3.  Don't Ask for Permission:  For a long time I would look to the Board to give me permission to do things  ("What do you think if we did XYZ?").  It's a terrible way to manage a Board.  The best way is to say, "Here are the options in front of us.  We are going to go down one of these paths.  Here is my recommendation."  What's great about this approach is that it focuses the discussion.  When you ask an ambiguous questions, it can go off in so many tangents and take you down a path you had no intention of traveling.  

4.  Do 1:1 Sessions with Board Members in Advance:  Board members hate surprises.  And if you actually want to get a decision made then it is to your benefit to pre-sell in advance of the meeting so you will know the outcome.  Schedule 30 minutes to get some input on what they would like to accomplish at the Board meeting and review the decisions you are aiming to get made.  Once a Board meeting goes off the rails with a board member that feels "uninformed", you're in trouble.

5.  Have Fun:  Board meetings should be fun.  These people rallied around you because you have energy, a draw they believe in.  Don't compromise that by being too rigid in the board meeting.   Board meetings absolutely do have a governance structure and there are standards to uphold on behalf of shareholders (Duty of Care and Duty of Loyalty), but that doesn't mean you can't show emotion (highs and lows).

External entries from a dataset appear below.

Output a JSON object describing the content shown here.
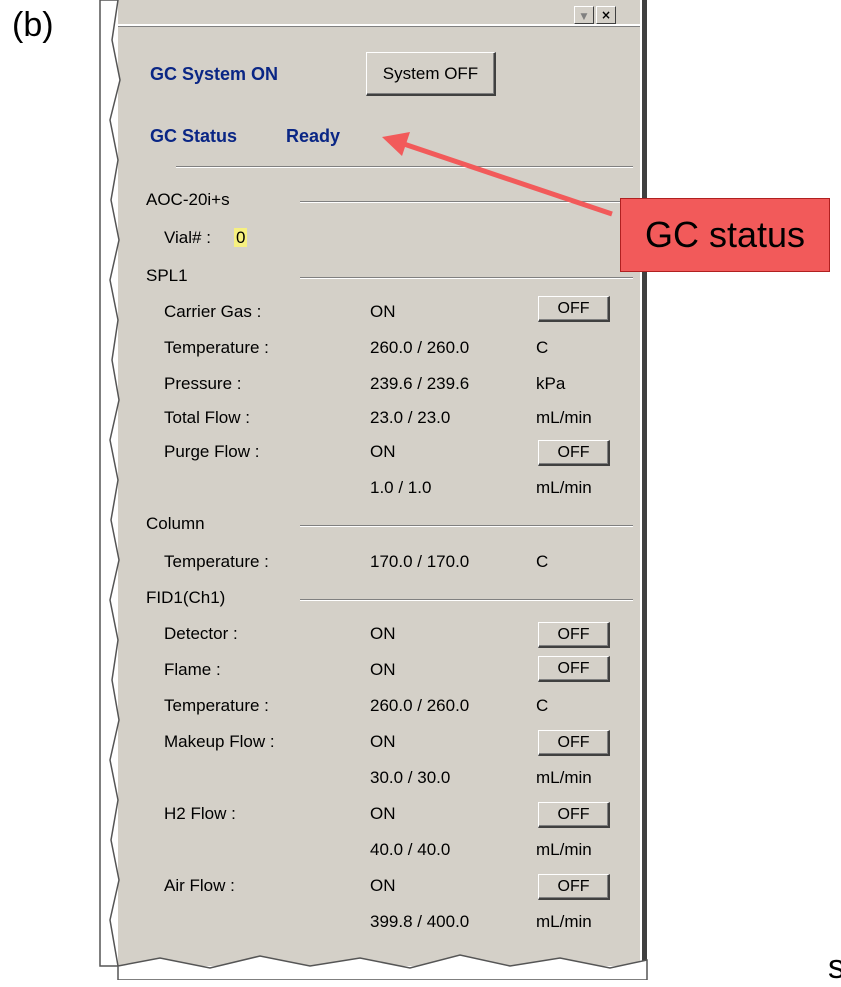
{
  "figure_label": "(b)",
  "titlebar": {
    "min_glyph": "▼",
    "close_glyph": "×"
  },
  "system": {
    "title": "GC System  ON",
    "off_button": "System OFF",
    "status_label": "GC Status",
    "status_value": "Ready"
  },
  "aoc": {
    "header": "AOC-20i+s",
    "vial_label": "Vial# :",
    "vial_value": "0"
  },
  "spl1": {
    "header": "SPL1",
    "rows": [
      {
        "label": "Carrier Gas :",
        "value": "ON",
        "unit": "",
        "button": "OFF"
      },
      {
        "label": "Temperature :",
        "value": "260.0 / 260.0",
        "unit": "C"
      },
      {
        "label": "Pressure :",
        "value": "239.6 / 239.6",
        "unit": "kPa"
      },
      {
        "label": "Total Flow :",
        "value": "23.0 / 23.0",
        "unit": "mL/min"
      },
      {
        "label": "Purge Flow :",
        "value": "ON",
        "unit": "",
        "button": "OFF"
      },
      {
        "label": "",
        "value": "1.0 / 1.0",
        "unit": "mL/min"
      }
    ]
  },
  "column": {
    "header": "Column",
    "rows": [
      {
        "label": "Temperature :",
        "value": "170.0 / 170.0",
        "unit": "C"
      }
    ]
  },
  "fid": {
    "header": "FID1(Ch1)",
    "rows": [
      {
        "label": "Detector :",
        "value": "ON",
        "button": "OFF"
      },
      {
        "label": "Flame :",
        "value": "ON",
        "button": "OFF"
      },
      {
        "label": "Temperature :",
        "value": "260.0 / 260.0",
        "unit": "C"
      },
      {
        "label": "Makeup Flow :",
        "value": "ON",
        "button": "OFF"
      },
      {
        "label": "",
        "value": "30.0 / 30.0",
        "unit": "mL/min"
      },
      {
        "label": "H2 Flow :",
        "value": "ON",
        "button": "OFF"
      },
      {
        "label": "",
        "value": "40.0 / 40.0",
        "unit": "mL/min"
      },
      {
        "label": "Air Flow :",
        "value": "ON",
        "button": "OFF"
      },
      {
        "label": "",
        "value": "399.8 / 400.0",
        "unit": "mL/min"
      }
    ]
  },
  "callout": {
    "text": "GC status",
    "color": "#f25a5a"
  },
  "corner_text": "s"
}
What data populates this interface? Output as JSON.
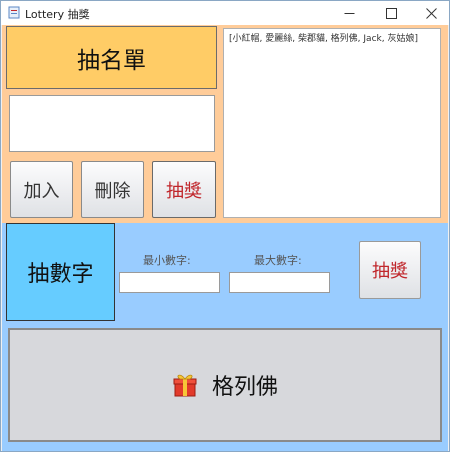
{
  "window": {
    "title": "Lottery 抽獎"
  },
  "list_section": {
    "heading": "抽名單",
    "name_input_value": "",
    "buttons": {
      "add": "加入",
      "delete": "刪除",
      "draw": "抽獎"
    },
    "list_text": "[小紅帽, 愛麗絲, 柴郡貓, 格列佛, Jack, 灰姑娘]"
  },
  "number_section": {
    "heading": "抽數字",
    "min_label": "最小數字:",
    "max_label": "最大數字:",
    "min_value": "",
    "max_value": "",
    "draw": "抽獎"
  },
  "result": {
    "text": "格列佛",
    "icon": "gift-icon"
  },
  "colors": {
    "list_panel": "#ffcc99",
    "number_panel": "#99ccff",
    "list_heading_bg": "#ffcc66",
    "number_heading_bg": "#66ccff",
    "draw_text": "#c0262b"
  }
}
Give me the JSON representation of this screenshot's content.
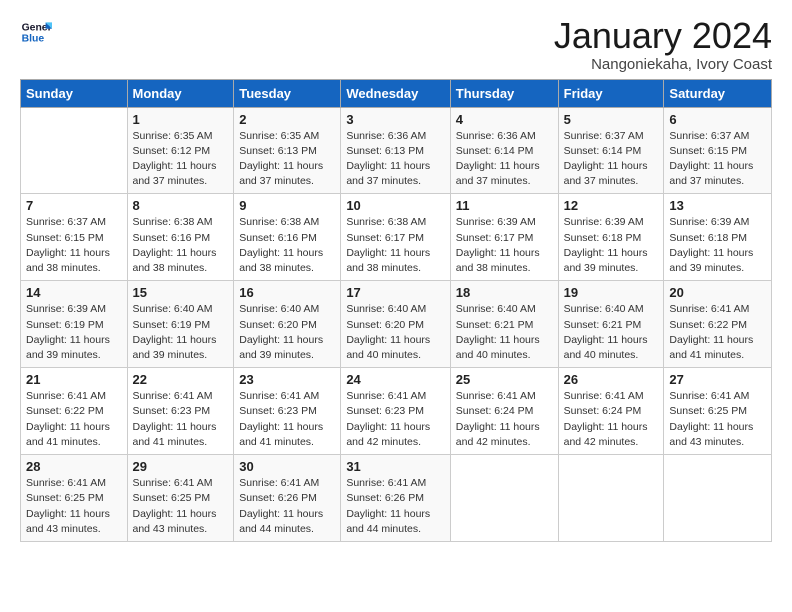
{
  "logo": {
    "line1": "General",
    "line2": "Blue"
  },
  "title": "January 2024",
  "subtitle": "Nangoniekaha, Ivory Coast",
  "days_header": [
    "Sunday",
    "Monday",
    "Tuesday",
    "Wednesday",
    "Thursday",
    "Friday",
    "Saturday"
  ],
  "weeks": [
    [
      {
        "day": "",
        "info": ""
      },
      {
        "day": "1",
        "info": "Sunrise: 6:35 AM\nSunset: 6:12 PM\nDaylight: 11 hours\nand 37 minutes."
      },
      {
        "day": "2",
        "info": "Sunrise: 6:35 AM\nSunset: 6:13 PM\nDaylight: 11 hours\nand 37 minutes."
      },
      {
        "day": "3",
        "info": "Sunrise: 6:36 AM\nSunset: 6:13 PM\nDaylight: 11 hours\nand 37 minutes."
      },
      {
        "day": "4",
        "info": "Sunrise: 6:36 AM\nSunset: 6:14 PM\nDaylight: 11 hours\nand 37 minutes."
      },
      {
        "day": "5",
        "info": "Sunrise: 6:37 AM\nSunset: 6:14 PM\nDaylight: 11 hours\nand 37 minutes."
      },
      {
        "day": "6",
        "info": "Sunrise: 6:37 AM\nSunset: 6:15 PM\nDaylight: 11 hours\nand 37 minutes."
      }
    ],
    [
      {
        "day": "7",
        "info": "Sunrise: 6:37 AM\nSunset: 6:15 PM\nDaylight: 11 hours\nand 38 minutes."
      },
      {
        "day": "8",
        "info": "Sunrise: 6:38 AM\nSunset: 6:16 PM\nDaylight: 11 hours\nand 38 minutes."
      },
      {
        "day": "9",
        "info": "Sunrise: 6:38 AM\nSunset: 6:16 PM\nDaylight: 11 hours\nand 38 minutes."
      },
      {
        "day": "10",
        "info": "Sunrise: 6:38 AM\nSunset: 6:17 PM\nDaylight: 11 hours\nand 38 minutes."
      },
      {
        "day": "11",
        "info": "Sunrise: 6:39 AM\nSunset: 6:17 PM\nDaylight: 11 hours\nand 38 minutes."
      },
      {
        "day": "12",
        "info": "Sunrise: 6:39 AM\nSunset: 6:18 PM\nDaylight: 11 hours\nand 39 minutes."
      },
      {
        "day": "13",
        "info": "Sunrise: 6:39 AM\nSunset: 6:18 PM\nDaylight: 11 hours\nand 39 minutes."
      }
    ],
    [
      {
        "day": "14",
        "info": "Sunrise: 6:39 AM\nSunset: 6:19 PM\nDaylight: 11 hours\nand 39 minutes."
      },
      {
        "day": "15",
        "info": "Sunrise: 6:40 AM\nSunset: 6:19 PM\nDaylight: 11 hours\nand 39 minutes."
      },
      {
        "day": "16",
        "info": "Sunrise: 6:40 AM\nSunset: 6:20 PM\nDaylight: 11 hours\nand 39 minutes."
      },
      {
        "day": "17",
        "info": "Sunrise: 6:40 AM\nSunset: 6:20 PM\nDaylight: 11 hours\nand 40 minutes."
      },
      {
        "day": "18",
        "info": "Sunrise: 6:40 AM\nSunset: 6:21 PM\nDaylight: 11 hours\nand 40 minutes."
      },
      {
        "day": "19",
        "info": "Sunrise: 6:40 AM\nSunset: 6:21 PM\nDaylight: 11 hours\nand 40 minutes."
      },
      {
        "day": "20",
        "info": "Sunrise: 6:41 AM\nSunset: 6:22 PM\nDaylight: 11 hours\nand 41 minutes."
      }
    ],
    [
      {
        "day": "21",
        "info": "Sunrise: 6:41 AM\nSunset: 6:22 PM\nDaylight: 11 hours\nand 41 minutes."
      },
      {
        "day": "22",
        "info": "Sunrise: 6:41 AM\nSunset: 6:23 PM\nDaylight: 11 hours\nand 41 minutes."
      },
      {
        "day": "23",
        "info": "Sunrise: 6:41 AM\nSunset: 6:23 PM\nDaylight: 11 hours\nand 41 minutes."
      },
      {
        "day": "24",
        "info": "Sunrise: 6:41 AM\nSunset: 6:23 PM\nDaylight: 11 hours\nand 42 minutes."
      },
      {
        "day": "25",
        "info": "Sunrise: 6:41 AM\nSunset: 6:24 PM\nDaylight: 11 hours\nand 42 minutes."
      },
      {
        "day": "26",
        "info": "Sunrise: 6:41 AM\nSunset: 6:24 PM\nDaylight: 11 hours\nand 42 minutes."
      },
      {
        "day": "27",
        "info": "Sunrise: 6:41 AM\nSunset: 6:25 PM\nDaylight: 11 hours\nand 43 minutes."
      }
    ],
    [
      {
        "day": "28",
        "info": "Sunrise: 6:41 AM\nSunset: 6:25 PM\nDaylight: 11 hours\nand 43 minutes."
      },
      {
        "day": "29",
        "info": "Sunrise: 6:41 AM\nSunset: 6:25 PM\nDaylight: 11 hours\nand 43 minutes."
      },
      {
        "day": "30",
        "info": "Sunrise: 6:41 AM\nSunset: 6:26 PM\nDaylight: 11 hours\nand 44 minutes."
      },
      {
        "day": "31",
        "info": "Sunrise: 6:41 AM\nSunset: 6:26 PM\nDaylight: 11 hours\nand 44 minutes."
      },
      {
        "day": "",
        "info": ""
      },
      {
        "day": "",
        "info": ""
      },
      {
        "day": "",
        "info": ""
      }
    ]
  ]
}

Once I relaxed and figured out my board of director formula things got a whole lot better.  Experiment with your design and hopefully some of these points will help you better navigate that next Board meeting.

Russell Benaroya